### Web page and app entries
↓↓↓
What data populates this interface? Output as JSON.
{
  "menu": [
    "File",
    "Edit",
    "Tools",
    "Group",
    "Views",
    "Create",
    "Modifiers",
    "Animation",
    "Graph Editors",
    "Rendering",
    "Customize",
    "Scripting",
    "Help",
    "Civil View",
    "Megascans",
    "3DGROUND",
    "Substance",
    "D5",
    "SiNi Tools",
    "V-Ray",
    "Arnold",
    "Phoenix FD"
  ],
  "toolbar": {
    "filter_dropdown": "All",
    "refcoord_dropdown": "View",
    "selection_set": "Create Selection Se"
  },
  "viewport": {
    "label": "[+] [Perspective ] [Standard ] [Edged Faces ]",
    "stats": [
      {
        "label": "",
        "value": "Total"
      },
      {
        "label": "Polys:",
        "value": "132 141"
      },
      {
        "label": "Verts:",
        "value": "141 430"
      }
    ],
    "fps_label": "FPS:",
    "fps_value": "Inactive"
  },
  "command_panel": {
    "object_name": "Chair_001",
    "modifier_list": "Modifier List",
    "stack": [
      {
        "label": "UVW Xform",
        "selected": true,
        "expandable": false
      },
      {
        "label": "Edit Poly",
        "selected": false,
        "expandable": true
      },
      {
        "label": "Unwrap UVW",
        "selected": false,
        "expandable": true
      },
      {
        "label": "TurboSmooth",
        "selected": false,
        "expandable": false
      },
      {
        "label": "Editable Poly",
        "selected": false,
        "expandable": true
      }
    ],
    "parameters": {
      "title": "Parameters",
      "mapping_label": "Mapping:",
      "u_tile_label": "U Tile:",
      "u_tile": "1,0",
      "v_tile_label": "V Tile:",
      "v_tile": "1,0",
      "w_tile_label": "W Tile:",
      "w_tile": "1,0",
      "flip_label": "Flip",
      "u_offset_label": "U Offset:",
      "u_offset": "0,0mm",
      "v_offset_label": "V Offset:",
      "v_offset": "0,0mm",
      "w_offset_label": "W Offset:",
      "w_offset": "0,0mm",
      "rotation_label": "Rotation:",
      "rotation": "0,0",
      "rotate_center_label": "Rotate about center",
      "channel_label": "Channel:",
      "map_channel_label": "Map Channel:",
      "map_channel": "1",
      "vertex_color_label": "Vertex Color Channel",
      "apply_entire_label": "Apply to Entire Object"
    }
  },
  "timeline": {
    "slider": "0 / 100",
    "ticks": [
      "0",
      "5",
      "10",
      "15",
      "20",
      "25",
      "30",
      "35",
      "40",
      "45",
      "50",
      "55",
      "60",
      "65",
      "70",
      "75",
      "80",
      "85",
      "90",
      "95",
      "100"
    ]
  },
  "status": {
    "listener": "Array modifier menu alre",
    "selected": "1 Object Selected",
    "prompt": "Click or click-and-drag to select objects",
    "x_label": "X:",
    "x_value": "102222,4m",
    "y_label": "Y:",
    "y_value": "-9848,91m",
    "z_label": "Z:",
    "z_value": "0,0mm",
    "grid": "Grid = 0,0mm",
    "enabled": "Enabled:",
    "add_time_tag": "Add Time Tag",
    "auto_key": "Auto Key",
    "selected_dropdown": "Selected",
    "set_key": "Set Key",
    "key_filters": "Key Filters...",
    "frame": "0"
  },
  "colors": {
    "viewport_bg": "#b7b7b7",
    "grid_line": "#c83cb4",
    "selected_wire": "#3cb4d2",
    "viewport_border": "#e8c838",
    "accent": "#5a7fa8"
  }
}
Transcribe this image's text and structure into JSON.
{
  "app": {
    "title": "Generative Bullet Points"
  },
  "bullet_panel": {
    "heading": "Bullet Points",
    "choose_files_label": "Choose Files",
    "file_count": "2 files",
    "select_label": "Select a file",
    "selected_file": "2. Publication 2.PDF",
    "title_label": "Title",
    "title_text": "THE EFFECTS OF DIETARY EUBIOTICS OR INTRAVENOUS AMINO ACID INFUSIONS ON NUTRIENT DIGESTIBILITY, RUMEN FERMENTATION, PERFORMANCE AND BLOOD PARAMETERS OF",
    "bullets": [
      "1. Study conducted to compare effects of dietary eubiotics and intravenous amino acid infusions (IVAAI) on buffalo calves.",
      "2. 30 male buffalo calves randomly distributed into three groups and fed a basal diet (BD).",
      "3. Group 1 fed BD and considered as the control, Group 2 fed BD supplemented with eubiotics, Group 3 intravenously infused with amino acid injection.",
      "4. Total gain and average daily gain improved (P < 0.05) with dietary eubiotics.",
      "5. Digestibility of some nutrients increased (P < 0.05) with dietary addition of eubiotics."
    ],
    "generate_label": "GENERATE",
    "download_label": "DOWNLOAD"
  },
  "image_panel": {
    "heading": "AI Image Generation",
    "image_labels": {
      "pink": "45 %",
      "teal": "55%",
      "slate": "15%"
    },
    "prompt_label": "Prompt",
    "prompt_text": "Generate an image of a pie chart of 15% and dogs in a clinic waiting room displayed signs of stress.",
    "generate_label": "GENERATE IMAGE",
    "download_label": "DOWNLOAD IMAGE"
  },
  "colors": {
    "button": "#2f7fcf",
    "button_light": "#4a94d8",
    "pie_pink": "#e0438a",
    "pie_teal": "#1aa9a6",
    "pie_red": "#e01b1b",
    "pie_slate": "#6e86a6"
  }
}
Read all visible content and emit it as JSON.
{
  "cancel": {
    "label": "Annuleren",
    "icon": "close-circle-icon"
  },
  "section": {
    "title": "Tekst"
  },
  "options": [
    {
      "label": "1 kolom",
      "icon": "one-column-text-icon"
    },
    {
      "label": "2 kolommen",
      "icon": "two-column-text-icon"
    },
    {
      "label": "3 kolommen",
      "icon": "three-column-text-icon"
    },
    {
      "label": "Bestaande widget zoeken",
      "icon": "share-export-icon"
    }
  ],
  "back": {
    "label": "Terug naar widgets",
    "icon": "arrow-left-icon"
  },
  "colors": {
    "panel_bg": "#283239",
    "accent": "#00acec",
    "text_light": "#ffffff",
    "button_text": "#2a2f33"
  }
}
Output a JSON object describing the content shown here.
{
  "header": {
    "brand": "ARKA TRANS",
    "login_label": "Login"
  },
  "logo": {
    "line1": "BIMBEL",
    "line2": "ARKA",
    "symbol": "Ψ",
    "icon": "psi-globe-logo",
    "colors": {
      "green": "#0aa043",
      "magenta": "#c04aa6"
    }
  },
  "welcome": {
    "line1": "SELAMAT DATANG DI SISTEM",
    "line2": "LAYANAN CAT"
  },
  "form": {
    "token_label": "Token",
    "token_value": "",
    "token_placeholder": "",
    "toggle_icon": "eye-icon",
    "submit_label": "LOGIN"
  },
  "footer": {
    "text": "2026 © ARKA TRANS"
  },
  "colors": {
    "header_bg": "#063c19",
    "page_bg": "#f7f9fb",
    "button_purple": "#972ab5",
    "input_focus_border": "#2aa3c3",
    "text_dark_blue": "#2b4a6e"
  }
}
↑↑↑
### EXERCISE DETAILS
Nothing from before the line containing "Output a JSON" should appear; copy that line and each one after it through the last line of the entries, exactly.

### ANSWER
Output a JSON object describing the content shown here.
{
  "header": {
    "brand": "ARKA TRANS",
    "login_label": "Login"
  },
  "logo": {
    "line1": "BIMBEL",
    "line2": "ARKA",
    "symbol": "Ψ",
    "icon": "psi-globe-logo",
    "colors": {
      "green": "#0aa043",
      "magenta": "#c04aa6"
    }
  },
  "welcome": {
    "line1": "SELAMAT DATANG DI SISTEM",
    "line2": "LAYANAN CAT"
  },
  "form": {
    "token_label": "Token",
    "token_value": "",
    "token_placeholder": "",
    "toggle_icon": "eye-icon",
    "submit_label": "LOGIN"
  },
  "footer": {
    "text": "2026 © ARKA TRANS"
  },
  "colors": {
    "header_bg": "#063c19",
    "page_bg": "#f7f9fb",
    "button_purple": "#972ab5",
    "input_focus_border": "#2aa3c3",
    "text_dark_blue": "#2b4a6e"
  }
}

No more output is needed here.